Dataset entries section start

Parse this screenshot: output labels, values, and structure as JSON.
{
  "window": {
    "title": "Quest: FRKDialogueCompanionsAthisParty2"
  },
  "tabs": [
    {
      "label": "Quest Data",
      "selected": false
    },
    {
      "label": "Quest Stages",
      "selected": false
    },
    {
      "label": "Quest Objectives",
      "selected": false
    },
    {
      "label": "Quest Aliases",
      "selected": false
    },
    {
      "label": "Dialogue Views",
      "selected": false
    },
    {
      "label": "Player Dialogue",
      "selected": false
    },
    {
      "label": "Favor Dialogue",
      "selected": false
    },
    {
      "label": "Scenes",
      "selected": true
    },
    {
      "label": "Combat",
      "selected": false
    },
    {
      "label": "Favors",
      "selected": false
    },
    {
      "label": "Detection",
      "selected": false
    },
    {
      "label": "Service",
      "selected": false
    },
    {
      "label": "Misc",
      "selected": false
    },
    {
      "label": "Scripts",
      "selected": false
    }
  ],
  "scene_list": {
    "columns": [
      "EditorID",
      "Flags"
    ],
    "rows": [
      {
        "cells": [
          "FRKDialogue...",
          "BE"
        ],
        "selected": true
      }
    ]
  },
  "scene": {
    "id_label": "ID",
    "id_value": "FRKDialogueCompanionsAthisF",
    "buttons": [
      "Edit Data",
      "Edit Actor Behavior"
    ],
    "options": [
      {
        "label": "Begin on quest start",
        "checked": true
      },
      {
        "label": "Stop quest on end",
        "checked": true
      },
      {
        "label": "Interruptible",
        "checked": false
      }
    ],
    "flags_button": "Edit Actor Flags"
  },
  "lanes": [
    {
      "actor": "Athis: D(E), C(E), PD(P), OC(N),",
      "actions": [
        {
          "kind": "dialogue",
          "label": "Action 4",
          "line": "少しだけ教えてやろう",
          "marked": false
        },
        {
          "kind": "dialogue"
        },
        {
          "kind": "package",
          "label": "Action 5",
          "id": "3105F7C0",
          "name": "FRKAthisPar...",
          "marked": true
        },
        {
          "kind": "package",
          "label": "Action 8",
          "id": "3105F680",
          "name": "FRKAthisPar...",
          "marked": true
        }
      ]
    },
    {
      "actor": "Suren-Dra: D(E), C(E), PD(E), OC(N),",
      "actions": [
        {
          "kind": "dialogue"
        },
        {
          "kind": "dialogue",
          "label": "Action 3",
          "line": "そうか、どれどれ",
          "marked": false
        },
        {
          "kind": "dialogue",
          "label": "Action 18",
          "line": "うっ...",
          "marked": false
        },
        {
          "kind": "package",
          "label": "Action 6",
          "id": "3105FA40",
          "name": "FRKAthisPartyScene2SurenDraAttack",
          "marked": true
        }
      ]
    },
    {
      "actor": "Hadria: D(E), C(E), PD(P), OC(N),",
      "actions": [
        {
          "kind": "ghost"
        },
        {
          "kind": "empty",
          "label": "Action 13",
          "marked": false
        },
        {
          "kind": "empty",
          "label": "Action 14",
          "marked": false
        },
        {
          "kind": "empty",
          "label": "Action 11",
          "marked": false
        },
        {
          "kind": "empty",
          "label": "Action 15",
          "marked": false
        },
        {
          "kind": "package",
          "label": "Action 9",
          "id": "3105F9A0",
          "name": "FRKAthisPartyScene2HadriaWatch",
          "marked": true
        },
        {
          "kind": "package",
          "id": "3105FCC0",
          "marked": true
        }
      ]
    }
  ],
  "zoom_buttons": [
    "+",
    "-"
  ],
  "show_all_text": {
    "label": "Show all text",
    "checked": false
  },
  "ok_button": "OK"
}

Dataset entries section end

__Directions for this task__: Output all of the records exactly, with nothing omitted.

__Response__:
Parse this screenshot: output labels, values, and structure as JSON.
{
  "window": {
    "title": "Quest: FRKDialogueCompanionsAthisParty2"
  },
  "tabs": [
    {
      "label": "Quest Data",
      "selected": false
    },
    {
      "label": "Quest Stages",
      "selected": false
    },
    {
      "label": "Quest Objectives",
      "selected": false
    },
    {
      "label": "Quest Aliases",
      "selected": false
    },
    {
      "label": "Dialogue Views",
      "selected": false
    },
    {
      "label": "Player Dialogue",
      "selected": false
    },
    {
      "label": "Favor Dialogue",
      "selected": false
    },
    {
      "label": "Scenes",
      "selected": true
    },
    {
      "label": "Combat",
      "selected": false
    },
    {
      "label": "Favors",
      "selected": false
    },
    {
      "label": "Detection",
      "selected": false
    },
    {
      "label": "Service",
      "selected": false
    },
    {
      "label": "Misc",
      "selected": false
    },
    {
      "label": "Scripts",
      "selected": false
    }
  ],
  "scene_list": {
    "columns": [
      "EditorID",
      "Flags"
    ],
    "rows": [
      {
        "cells": [
          "FRKDialogue...",
          "BE"
        ],
        "selected": true
      }
    ]
  },
  "scene": {
    "id_label": "ID",
    "id_value": "FRKDialogueCompanionsAthisF",
    "buttons": [
      "Edit Data",
      "Edit Actor Behavior"
    ],
    "options": [
      {
        "label": "Begin on quest start",
        "checked": true
      },
      {
        "label": "Stop quest on end",
        "checked": true
      },
      {
        "label": "Interruptible",
        "checked": false
      }
    ],
    "flags_button": "Edit Actor Flags"
  },
  "lanes": [
    {
      "actor": "Athis: D(E), C(E), PD(P), OC(N),",
      "actions": [
        {
          "kind": "dialogue",
          "label": "Action 4",
          "line": "少しだけ教えてやろう",
          "marked": false
        },
        {
          "kind": "dialogue"
        },
        {
          "kind": "package",
          "label": "Action 5",
          "id": "3105F7C0",
          "name": "FRKAthisPar...",
          "marked": true
        },
        {
          "kind": "package",
          "label": "Action 8",
          "id": "3105F680",
          "name": "FRKAthisPar...",
          "marked": true
        }
      ]
    },
    {
      "actor": "Suren-Dra: D(E), C(E), PD(E), OC(N),",
      "actions": [
        {
          "kind": "dialogue"
        },
        {
          "kind": "dialogue",
          "label": "Action 3",
          "line": "そうか、どれどれ",
          "marked": false
        },
        {
          "kind": "dialogue",
          "label": "Action 18",
          "line": "うっ...",
          "marked": false
        },
        {
          "kind": "package",
          "label": "Action 6",
          "id": "3105FA40",
          "name": "FRKAthisPartyScene2SurenDraAttack",
          "marked": true
        }
      ]
    },
    {
      "actor": "Hadria: D(E), C(E), PD(P), OC(N),",
      "actions": [
        {
          "kind": "ghost"
        },
        {
          "kind": "empty",
          "label": "Action 13",
          "marked": false
        },
        {
          "kind": "empty",
          "label": "Action 14",
          "marked": false
        },
        {
          "kind": "empty",
          "label": "Action 11",
          "marked": false
        },
        {
          "kind": "empty",
          "label": "Action 15",
          "marked": false
        },
        {
          "kind": "package",
          "label": "Action 9",
          "id": "3105F9A0",
          "name": "FRKAthisPartyScene2HadriaWatch",
          "marked": true
        },
        {
          "kind": "package",
          "id": "3105FCC0",
          "marked": true
        }
      ]
    }
  ],
  "zoom_buttons": [
    "+",
    "-"
  ],
  "show_all_text": {
    "label": "Show all text",
    "checked": false
  },
  "ok_button": "OK"
}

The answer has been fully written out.